|International Classification||H01R13/518, H01R13/74, H05K7/14|
|Cooperative Classification||H01R13/74, H05K7/1452, H01R13/518|
|European Classification||H05K7/14G4, H01R13/74, H01R13/518|
|Mar 5, 1985||AS||Assignment|
Owner name: NCR CORPORATION, DAYTON, OH A MD CORP.
Free format text: ASSIGNMENT OF ASSIGNORS INTEREST.;ASSIGNORS:PORTER, WARREN W.;THIES, LOUIS W.;REEL/FRAME:004380/0528
Effective date: 19850226
|May 12, 1989||FPAY||Fee payment|
Year of fee payment: 4
|Apr 30, 1993||FPAY||Fee payment|
Year of fee payment: 8

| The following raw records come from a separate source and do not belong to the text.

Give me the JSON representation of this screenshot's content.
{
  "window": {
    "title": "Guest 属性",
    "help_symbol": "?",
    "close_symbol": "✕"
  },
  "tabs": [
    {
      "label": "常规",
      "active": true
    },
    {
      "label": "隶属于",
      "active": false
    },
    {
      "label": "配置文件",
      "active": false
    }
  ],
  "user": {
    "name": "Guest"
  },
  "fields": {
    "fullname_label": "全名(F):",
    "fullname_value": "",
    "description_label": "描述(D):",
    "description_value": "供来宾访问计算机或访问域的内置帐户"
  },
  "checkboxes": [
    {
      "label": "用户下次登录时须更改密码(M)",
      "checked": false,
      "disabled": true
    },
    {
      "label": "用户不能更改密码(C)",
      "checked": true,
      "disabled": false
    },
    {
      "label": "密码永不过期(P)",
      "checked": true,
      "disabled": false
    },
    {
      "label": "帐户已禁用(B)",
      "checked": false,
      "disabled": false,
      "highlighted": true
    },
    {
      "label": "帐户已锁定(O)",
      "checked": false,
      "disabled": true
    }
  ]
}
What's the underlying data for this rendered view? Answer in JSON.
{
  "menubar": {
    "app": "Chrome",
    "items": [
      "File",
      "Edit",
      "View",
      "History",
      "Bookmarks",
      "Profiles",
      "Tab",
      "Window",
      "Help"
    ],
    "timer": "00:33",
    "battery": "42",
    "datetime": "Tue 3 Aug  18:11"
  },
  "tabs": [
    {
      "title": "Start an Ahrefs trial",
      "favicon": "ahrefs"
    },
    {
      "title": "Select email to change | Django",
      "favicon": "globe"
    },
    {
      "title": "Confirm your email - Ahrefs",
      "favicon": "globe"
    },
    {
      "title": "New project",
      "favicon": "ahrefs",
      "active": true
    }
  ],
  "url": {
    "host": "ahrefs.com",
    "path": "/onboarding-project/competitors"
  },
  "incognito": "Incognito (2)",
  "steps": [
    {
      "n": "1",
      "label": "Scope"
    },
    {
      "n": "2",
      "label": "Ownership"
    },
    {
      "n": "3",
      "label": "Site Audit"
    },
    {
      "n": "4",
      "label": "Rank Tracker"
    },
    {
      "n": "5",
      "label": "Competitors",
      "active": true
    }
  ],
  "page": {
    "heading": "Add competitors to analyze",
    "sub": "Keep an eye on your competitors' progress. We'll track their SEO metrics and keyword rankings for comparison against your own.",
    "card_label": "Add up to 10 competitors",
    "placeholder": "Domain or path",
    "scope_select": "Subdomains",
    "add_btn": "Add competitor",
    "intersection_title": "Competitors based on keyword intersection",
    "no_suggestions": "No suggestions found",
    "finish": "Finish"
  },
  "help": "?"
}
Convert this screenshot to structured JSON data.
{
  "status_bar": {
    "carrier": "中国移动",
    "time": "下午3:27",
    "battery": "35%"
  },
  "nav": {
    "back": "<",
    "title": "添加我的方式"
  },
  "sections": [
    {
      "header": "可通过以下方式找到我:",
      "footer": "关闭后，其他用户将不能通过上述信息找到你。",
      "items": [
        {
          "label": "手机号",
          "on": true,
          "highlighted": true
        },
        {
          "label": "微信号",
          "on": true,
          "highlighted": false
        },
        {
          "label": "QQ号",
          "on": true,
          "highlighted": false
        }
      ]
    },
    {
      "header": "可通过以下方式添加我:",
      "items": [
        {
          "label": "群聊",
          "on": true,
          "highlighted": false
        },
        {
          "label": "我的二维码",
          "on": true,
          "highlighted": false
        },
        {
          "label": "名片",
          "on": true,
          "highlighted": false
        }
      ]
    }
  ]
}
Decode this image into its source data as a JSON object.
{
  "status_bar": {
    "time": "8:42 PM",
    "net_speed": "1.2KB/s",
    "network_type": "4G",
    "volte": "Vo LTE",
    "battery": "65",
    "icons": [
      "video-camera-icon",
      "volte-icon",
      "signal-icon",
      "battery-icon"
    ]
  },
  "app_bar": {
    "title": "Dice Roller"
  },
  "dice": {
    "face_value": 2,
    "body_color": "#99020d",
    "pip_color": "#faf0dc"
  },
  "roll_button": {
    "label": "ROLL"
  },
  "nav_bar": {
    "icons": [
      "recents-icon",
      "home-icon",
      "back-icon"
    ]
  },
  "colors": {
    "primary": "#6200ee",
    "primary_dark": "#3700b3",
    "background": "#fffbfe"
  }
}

|Jul 31, 1997||FPAY||Fee payment|
Year of fee payment: 12